Element data from apps and pages
##########

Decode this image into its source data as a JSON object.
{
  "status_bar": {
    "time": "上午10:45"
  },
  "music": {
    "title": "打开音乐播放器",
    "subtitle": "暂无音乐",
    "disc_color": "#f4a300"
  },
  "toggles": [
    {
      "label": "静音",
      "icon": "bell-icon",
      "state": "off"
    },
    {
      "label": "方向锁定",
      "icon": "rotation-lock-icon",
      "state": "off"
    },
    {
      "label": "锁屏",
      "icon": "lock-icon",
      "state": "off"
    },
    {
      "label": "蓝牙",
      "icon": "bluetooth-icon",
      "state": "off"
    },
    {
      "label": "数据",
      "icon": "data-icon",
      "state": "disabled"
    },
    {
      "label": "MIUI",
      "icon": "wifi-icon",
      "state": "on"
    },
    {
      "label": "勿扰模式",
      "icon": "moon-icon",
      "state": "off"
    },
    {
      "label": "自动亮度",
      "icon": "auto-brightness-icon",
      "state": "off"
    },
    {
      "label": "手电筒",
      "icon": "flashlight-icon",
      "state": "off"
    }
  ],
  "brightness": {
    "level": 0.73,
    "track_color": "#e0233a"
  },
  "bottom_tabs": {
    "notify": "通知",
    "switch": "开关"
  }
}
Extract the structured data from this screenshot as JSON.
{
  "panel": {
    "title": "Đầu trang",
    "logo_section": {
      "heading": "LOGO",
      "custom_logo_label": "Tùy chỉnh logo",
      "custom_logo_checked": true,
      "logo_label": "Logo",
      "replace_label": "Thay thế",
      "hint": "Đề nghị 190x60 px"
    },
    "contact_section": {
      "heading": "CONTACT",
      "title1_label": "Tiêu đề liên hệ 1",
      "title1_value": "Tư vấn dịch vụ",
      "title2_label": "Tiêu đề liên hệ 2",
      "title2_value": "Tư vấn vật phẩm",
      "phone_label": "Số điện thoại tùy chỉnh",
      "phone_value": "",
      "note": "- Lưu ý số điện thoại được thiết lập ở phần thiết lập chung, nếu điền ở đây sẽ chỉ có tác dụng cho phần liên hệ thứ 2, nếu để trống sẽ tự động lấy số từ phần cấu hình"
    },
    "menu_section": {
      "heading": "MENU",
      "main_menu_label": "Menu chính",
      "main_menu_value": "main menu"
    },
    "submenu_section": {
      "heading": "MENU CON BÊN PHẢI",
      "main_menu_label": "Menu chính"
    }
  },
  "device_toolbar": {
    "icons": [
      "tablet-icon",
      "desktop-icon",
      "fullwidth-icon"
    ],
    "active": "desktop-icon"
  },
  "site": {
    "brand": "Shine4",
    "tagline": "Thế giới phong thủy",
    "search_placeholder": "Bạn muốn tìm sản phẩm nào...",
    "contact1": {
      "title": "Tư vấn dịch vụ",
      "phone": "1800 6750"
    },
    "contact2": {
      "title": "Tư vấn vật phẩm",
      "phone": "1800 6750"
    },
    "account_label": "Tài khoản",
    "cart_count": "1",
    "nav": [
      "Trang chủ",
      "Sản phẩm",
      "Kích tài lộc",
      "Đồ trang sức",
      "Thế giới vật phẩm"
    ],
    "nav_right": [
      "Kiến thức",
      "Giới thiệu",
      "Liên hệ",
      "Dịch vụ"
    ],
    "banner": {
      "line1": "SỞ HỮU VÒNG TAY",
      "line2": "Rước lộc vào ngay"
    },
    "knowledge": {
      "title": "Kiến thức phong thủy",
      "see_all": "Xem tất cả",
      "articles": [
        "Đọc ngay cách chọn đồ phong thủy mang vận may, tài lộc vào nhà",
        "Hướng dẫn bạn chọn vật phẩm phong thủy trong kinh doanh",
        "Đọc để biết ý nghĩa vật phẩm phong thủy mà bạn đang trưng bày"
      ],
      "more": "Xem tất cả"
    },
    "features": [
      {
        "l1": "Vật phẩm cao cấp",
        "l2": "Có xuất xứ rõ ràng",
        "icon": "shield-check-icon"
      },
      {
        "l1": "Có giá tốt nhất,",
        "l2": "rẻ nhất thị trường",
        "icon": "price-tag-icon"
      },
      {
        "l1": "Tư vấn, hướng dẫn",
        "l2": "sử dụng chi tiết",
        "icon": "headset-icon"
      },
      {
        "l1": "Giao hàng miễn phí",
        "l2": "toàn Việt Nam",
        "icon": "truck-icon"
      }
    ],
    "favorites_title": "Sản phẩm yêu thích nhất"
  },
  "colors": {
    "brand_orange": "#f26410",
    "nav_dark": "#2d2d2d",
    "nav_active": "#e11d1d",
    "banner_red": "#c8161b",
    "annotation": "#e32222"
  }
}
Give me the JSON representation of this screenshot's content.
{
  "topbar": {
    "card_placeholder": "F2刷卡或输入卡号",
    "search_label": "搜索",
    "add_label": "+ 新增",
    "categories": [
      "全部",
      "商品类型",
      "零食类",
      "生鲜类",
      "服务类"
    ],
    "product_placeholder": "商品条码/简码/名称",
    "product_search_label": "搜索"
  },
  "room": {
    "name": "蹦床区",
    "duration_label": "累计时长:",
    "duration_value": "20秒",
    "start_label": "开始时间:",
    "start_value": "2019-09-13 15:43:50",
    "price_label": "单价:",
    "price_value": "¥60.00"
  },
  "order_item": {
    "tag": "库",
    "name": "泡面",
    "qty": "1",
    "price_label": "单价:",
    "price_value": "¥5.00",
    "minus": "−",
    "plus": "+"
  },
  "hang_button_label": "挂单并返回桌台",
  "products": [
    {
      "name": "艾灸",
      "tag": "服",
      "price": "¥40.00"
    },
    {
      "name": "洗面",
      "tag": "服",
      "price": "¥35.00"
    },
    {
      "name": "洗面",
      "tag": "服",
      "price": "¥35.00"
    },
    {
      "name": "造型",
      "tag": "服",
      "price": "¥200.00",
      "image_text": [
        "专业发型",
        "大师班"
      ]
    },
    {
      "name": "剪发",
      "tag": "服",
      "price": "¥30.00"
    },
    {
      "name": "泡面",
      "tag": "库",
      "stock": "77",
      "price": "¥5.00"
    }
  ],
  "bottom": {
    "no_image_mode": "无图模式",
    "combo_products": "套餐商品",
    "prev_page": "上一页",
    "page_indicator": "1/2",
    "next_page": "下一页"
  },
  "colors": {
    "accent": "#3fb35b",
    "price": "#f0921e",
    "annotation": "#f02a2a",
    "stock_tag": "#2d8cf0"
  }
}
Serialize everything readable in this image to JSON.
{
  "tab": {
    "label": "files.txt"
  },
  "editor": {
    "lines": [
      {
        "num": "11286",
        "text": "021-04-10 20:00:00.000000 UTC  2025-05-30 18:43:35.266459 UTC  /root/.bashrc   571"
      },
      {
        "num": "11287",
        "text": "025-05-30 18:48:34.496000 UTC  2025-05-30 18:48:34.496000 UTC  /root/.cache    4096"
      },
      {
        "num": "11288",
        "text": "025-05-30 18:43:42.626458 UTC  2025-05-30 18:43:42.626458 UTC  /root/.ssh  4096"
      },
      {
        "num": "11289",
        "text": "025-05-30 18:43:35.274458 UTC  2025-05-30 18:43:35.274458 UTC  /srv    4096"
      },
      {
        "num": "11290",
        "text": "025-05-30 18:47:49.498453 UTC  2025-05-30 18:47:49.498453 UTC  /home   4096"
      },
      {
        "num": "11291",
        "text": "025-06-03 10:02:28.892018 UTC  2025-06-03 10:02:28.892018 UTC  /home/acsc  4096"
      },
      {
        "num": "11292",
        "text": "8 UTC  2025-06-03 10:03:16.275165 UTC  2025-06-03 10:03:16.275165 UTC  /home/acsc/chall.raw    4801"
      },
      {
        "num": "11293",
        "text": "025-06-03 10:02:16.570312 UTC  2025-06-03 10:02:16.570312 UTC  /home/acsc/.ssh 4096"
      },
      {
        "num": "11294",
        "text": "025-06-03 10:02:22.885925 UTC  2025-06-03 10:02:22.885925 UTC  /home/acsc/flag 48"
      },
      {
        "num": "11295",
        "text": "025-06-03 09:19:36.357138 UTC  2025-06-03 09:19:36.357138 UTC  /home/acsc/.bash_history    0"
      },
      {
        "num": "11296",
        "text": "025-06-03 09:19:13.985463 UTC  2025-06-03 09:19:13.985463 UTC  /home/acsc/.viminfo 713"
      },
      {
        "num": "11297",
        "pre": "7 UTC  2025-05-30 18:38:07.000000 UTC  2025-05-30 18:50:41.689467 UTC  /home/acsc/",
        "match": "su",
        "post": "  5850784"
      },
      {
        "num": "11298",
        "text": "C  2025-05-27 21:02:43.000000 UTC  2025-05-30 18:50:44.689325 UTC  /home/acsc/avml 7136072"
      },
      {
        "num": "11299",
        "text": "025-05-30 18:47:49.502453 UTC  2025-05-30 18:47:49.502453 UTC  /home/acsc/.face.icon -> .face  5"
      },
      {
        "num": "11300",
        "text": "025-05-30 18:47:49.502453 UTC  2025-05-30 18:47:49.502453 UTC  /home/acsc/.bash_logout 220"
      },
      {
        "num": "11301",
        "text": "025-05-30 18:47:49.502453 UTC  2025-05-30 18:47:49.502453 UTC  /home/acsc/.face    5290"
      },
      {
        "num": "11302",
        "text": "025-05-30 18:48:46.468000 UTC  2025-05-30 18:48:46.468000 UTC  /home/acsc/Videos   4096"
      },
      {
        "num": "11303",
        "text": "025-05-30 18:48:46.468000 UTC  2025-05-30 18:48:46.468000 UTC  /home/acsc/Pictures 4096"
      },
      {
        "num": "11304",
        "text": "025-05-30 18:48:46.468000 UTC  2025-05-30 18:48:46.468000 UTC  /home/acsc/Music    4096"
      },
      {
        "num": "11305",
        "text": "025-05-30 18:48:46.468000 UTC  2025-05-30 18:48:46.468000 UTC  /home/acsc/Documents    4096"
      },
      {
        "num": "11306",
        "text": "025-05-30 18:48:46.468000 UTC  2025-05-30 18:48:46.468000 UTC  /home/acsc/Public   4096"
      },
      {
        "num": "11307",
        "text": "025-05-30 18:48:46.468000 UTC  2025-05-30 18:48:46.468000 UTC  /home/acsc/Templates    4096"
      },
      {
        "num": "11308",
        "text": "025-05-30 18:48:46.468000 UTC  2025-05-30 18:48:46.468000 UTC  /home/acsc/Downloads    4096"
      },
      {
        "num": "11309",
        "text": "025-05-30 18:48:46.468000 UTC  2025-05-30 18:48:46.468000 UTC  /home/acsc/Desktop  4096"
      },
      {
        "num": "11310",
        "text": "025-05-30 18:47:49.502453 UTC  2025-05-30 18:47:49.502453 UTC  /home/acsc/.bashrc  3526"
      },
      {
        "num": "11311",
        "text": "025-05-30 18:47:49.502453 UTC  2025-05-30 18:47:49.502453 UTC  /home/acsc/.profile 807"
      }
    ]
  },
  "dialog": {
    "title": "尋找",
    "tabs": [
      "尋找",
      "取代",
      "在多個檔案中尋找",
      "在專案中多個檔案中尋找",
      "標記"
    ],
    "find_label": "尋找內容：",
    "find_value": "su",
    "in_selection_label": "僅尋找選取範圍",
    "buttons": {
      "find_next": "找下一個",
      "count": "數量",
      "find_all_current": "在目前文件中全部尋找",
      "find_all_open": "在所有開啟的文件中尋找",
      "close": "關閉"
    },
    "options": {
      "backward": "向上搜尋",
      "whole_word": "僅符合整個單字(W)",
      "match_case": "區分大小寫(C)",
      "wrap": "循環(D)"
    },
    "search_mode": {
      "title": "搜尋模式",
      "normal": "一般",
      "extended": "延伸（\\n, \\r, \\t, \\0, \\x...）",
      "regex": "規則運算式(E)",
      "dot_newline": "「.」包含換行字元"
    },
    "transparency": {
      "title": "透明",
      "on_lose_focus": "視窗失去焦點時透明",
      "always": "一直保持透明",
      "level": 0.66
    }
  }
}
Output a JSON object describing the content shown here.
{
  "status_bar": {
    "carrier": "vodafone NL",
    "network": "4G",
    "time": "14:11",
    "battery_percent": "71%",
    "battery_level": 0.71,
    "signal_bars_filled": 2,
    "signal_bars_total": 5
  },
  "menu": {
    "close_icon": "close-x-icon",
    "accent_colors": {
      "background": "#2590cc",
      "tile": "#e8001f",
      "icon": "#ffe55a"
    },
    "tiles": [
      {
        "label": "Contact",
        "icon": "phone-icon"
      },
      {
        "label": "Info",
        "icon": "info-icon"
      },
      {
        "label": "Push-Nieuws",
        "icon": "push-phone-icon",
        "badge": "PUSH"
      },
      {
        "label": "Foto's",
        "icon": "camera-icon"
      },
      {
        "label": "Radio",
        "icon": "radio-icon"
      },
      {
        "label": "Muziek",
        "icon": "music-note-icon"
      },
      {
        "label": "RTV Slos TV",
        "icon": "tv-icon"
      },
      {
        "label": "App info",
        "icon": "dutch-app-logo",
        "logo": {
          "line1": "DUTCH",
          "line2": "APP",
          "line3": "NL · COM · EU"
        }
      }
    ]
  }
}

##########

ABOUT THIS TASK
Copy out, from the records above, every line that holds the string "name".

RESPONSE BOX
    "name": "蹦床区",
    "name": "泡面",
      "name": "艾灸",
      "name": "洗面",
      "name": "洗面",
      "name": "造型",
      "name": "剪发",
      "name": "泡面",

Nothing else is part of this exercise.